How can I assist the family through the first hours, days and weeks?
By Patrick Misener
Executive Director, Smile Again Ministries
When I entered pastoral ministry 30 years ago, I knew there would be times when I would have to deal with death. To be honest, I was fairly comfortable with the fact that death was a “natural” part of life. When I performed the funeral services for an 87 year-old grandmother and a 72 year-old farmer, I didn’t feel I had any difficulties saying and doing the right things.
But when a young mother in our church lost her child at birth, an entirely new world of grief care opened to me. I wasn’t prepared for this new world of grief. I wasn’t prepared for the raw emotions. I wasn’t prepared to answer the natural questions that this mother had regarding God’s lack of answer to her prayers. I wasn’t ready. So I did the best I could.
Then, in 1988, my 13 year-old daughter died of heart disease. It was then that I realized “my best” was pathetically poor. In a moment I became the dad who had lost a child. My wife became a mom who would never hold her child again. My other two children became siblings without a sister.

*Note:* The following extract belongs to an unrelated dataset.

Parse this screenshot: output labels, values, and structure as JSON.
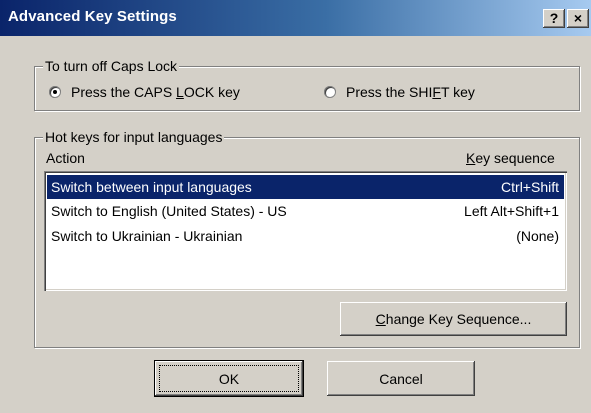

I share these insights with you so that you will know that what I am about to share with you comes not just from study, but from real world experience. In 2007, my wife Judy and I opened Smile Again Ministries, a retreat center just for parents who have lost a child. Much of what I share is based upon working with many, many families who have lost a child. It is my desire that I can help you, as a pastor, steer away from shallow care-giving and from using dismissive and superficial answers for one of life’s deepest hurts and struggles.
Below are some thoughts about how you can provide significant and meaningful pastoral care to grieving parents through the first hours, days and weeks following the child’s death:
NEXT - Immediately Upon Hearing of the Child’s Death